- Similar: in an analogous color scheme, each hue is directly across from its counterpart on the color wheel. For instance, when blue, green, and teal are used together, a soothing and unified impression is produced.
- Colors that reside on opposite sides of the color wheel, like red and green or blue and orange, are said to be complementary. Both contrast and vitality are amplified by these color palettes.
- Color schemes that use three colors equally spaced on the color wheel are called triadic. For instance, a vivid and well-balanced scheme can be achieved by combining the colors red, yellow, and blue.
- Split-complementary is a color scheme in which the complement of one color is split between two adjacent hues to the base color. If red is your main color, you can use green and blue-green to create a complementary contrast.
- Consider the Psychology of Colors: Colors have the power to affect our emotions and our disposition. When choosing a color scheme, it’s important to think about the emotional impact of the different hues. Colors have connotations; blue is soothing and reliable, while red is lively and enthusiastic.
- Balance Visual harmony can be achieved by striking a balance between warm (e.g., red, orange, and yellow) and cool (e.g., blue, green, and purple) hues. If there is an excess of one color, it might throw off the whole scheme.
- The use of white, gray, and beige, among other neutrals, can give a color scheme a sense of stability and harmony. They serve as a backdrop for the show’s other hues.
- Take Contrast Into Account: When developing your color scheme, pay close attention to the contrast between light and dark hues. While low contrast might generate a more subtle and calming mood, high contrast can create excitement and drama.
- Don’t be hesitant to try out new color schemes; experiment to find what you like most. You may find color palette generators in a wide variety of design tools and software applications, and they can help you experiment with visually pleasing color combinations.

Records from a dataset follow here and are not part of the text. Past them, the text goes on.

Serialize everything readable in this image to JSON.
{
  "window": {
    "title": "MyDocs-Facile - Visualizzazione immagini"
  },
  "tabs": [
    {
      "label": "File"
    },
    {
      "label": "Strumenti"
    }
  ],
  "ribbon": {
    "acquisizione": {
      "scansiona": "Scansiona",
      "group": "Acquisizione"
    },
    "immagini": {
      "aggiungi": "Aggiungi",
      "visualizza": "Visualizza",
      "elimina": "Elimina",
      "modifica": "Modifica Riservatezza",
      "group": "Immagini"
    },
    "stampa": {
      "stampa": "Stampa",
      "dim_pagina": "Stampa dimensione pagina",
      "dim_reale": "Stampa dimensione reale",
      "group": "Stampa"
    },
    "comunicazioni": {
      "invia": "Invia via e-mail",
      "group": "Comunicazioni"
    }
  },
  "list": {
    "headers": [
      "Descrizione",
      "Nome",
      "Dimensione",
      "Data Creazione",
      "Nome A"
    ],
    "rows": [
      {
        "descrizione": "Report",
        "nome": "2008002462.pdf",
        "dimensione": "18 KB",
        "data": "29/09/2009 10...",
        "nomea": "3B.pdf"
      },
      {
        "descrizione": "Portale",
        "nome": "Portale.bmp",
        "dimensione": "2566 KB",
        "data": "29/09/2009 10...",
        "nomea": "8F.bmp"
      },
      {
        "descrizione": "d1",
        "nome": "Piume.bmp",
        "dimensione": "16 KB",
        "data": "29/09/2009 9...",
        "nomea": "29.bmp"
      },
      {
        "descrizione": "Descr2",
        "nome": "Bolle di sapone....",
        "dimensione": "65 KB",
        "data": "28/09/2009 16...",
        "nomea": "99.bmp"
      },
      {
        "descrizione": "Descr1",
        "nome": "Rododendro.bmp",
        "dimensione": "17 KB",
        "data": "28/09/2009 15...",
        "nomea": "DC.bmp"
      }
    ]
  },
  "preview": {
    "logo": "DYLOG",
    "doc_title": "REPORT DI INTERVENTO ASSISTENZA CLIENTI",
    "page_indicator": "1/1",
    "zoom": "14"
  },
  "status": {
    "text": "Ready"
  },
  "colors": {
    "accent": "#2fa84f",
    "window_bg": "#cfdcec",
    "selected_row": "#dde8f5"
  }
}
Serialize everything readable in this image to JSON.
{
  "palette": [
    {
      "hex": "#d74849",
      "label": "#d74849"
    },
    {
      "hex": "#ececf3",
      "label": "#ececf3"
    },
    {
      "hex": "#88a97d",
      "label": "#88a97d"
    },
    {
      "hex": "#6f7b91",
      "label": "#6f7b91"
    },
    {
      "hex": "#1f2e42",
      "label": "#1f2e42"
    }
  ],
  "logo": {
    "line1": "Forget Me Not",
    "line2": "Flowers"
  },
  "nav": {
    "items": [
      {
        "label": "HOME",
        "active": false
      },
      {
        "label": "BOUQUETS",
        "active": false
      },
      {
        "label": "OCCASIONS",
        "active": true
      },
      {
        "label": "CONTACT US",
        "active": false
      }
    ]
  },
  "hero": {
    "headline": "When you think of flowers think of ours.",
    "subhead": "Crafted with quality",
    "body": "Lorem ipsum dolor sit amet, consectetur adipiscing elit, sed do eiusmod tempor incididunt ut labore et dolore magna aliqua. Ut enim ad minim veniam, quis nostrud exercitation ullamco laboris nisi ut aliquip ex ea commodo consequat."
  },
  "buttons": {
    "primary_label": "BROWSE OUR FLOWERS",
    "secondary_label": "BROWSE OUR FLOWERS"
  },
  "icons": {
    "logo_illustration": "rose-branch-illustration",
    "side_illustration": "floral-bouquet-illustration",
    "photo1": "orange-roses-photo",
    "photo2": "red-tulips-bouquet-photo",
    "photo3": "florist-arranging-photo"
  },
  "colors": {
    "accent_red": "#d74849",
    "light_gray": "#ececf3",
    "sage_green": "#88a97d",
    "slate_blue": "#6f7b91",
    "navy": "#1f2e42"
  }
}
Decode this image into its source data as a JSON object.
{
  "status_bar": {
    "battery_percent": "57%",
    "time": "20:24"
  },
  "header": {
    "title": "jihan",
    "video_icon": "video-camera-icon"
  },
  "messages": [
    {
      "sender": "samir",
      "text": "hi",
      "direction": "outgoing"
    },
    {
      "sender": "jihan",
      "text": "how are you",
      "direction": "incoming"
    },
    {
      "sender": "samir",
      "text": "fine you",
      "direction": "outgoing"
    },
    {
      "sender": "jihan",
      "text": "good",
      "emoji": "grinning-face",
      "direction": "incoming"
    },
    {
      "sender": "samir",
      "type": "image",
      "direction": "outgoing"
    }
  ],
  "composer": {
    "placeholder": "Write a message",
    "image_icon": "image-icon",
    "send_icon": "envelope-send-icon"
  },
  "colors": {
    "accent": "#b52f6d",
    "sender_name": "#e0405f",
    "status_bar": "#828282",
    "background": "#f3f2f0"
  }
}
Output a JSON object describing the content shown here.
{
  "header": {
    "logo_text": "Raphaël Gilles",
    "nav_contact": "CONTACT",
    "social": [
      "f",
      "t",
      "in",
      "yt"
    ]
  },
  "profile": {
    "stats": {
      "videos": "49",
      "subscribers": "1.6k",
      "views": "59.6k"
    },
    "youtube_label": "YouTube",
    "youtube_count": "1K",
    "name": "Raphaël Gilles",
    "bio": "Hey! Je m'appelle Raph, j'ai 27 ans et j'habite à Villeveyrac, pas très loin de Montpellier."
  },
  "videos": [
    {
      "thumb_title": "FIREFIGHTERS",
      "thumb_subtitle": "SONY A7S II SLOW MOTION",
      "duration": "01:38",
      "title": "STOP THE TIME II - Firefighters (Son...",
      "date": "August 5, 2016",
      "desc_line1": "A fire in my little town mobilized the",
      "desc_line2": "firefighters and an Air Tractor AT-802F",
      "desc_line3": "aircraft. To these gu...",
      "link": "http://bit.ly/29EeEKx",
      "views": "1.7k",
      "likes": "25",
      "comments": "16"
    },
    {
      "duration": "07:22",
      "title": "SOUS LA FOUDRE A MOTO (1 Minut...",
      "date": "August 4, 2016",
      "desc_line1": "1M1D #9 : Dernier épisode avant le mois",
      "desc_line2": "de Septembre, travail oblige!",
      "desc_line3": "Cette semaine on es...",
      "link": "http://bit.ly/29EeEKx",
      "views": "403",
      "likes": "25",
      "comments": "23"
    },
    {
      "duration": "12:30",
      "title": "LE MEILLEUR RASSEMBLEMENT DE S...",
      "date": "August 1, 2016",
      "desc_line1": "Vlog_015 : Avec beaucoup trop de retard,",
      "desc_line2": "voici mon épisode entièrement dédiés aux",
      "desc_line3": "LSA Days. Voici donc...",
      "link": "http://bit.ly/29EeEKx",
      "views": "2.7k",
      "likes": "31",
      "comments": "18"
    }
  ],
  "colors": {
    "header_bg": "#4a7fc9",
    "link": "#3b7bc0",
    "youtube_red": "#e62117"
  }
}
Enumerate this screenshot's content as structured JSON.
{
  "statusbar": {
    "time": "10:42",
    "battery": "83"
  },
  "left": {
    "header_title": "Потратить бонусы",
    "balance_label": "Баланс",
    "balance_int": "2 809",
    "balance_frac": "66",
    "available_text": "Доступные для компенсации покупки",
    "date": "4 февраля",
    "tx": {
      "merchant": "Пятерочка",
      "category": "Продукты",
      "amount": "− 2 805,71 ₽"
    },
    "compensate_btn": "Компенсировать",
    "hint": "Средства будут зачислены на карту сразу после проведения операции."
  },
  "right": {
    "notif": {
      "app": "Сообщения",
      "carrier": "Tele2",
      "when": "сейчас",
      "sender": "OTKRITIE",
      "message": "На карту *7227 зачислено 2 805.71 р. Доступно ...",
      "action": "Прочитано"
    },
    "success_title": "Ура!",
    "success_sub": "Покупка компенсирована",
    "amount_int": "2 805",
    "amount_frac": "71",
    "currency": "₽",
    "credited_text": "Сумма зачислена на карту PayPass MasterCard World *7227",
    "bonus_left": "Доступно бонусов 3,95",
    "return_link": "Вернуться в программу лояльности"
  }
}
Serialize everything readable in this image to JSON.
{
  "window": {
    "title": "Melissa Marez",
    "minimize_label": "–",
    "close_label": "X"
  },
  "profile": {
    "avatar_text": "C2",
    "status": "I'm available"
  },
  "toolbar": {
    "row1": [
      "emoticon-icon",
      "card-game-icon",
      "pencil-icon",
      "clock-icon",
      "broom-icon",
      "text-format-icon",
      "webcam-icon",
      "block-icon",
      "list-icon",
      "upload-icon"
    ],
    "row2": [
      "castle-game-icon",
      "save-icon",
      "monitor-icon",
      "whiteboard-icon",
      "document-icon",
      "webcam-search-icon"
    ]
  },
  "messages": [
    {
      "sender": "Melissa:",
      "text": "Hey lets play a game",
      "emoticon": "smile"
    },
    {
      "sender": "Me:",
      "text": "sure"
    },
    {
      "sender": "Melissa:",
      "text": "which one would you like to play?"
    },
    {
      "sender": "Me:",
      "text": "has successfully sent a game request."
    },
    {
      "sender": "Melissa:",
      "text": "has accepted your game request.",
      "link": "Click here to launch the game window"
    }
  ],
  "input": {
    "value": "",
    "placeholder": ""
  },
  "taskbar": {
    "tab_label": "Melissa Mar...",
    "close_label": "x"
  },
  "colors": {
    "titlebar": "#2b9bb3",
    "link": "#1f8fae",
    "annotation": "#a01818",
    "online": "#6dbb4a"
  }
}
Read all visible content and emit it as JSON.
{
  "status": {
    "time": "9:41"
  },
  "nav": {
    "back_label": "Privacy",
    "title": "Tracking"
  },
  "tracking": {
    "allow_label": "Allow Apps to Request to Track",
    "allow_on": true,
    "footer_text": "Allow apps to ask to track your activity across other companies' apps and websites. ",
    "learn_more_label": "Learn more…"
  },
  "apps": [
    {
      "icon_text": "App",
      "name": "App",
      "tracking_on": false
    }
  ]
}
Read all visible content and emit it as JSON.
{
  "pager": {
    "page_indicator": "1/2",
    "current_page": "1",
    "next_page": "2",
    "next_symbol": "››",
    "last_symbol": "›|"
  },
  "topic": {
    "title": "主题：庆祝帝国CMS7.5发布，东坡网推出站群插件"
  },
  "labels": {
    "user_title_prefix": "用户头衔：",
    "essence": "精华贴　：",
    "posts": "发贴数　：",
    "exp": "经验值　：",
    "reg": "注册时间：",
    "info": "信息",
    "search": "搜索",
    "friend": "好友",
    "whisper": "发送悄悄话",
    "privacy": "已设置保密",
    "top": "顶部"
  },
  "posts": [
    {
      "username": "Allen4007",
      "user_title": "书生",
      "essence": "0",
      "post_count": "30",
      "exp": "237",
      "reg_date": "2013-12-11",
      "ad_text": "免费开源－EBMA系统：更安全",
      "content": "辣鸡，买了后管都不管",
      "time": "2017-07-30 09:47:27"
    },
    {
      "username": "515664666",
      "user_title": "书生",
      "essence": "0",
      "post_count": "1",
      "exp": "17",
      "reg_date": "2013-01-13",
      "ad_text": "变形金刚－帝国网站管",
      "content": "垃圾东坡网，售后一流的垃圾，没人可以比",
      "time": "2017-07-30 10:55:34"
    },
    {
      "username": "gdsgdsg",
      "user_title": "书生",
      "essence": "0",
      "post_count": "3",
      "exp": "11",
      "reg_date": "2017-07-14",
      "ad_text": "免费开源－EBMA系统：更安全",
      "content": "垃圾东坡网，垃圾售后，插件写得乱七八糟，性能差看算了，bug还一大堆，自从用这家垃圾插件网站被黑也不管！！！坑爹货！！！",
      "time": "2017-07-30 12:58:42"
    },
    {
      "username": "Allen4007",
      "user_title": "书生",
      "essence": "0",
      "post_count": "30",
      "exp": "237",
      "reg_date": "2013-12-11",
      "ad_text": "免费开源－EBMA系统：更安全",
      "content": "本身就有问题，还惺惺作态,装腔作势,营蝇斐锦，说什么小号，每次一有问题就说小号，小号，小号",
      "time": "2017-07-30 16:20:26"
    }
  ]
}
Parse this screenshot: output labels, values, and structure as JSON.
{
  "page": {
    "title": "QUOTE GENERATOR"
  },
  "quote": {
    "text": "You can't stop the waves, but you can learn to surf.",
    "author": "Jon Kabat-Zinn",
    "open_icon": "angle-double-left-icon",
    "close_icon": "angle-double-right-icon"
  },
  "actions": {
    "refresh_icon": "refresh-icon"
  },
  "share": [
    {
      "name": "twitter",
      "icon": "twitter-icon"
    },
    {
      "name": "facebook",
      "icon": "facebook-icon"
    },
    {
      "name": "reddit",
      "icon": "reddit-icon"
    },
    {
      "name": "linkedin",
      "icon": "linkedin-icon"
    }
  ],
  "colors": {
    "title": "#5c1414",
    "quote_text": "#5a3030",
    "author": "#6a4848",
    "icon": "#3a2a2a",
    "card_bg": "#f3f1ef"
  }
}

- Think About the Environment. Give some thought to the surroundings of your color scheme. Think about who you’re designing for, why you’re designing, and where you’re designing (a website, a room, a piece of art, etc.). In different settings, the same color palette can evoke diverse emotions.
- If you’re just getting started with color theory, it’s best to stick to more basic schemes at first before branching out.
- Get Ideas Investigate various places for ideas, including the outdoors, museums, and runways. Examine successful color schemes that already exist to learn from their techniques.
Building visually pleasing color palettes calls for an eye for design and a firm grasp of color theory. Using the concepts of color harmony, you can create designs, artworks, or interior settings that are both aesthetically beautiful and evocative.
In conclusion, the world of color is a vibrant and varied place that has a significant impact on how we feel, think, and live. The ability to recognize color’s psychological and emotional effects and use that knowledge productively is a useful asset. In all areas of creative expression, from art and design to fashion and beyond, colors play a crucial role.
The impact of color is ever-present, whether you’re putting together complementary color schemes to make a design, picking out paint for your living room, or admiring a watercolor landscape. Each color conveys a different feeling, from the bold intensity of red to the calm assurance of blue, from the sunny warmth of yellow to the luxurious splendor of purple.
Color is not only a visual aspect; it is a language of emotions and a means of expression. Keep this in mind while you discover the attraction of watercolor landscapes, select the ideal color for your wall art, or design pleasing color schemes. You can communicate, fascinate, and inspire with color, giving your projects and the world at large more depth and dimension with just a little bit of knowledge of color theory, nuance, and imagination.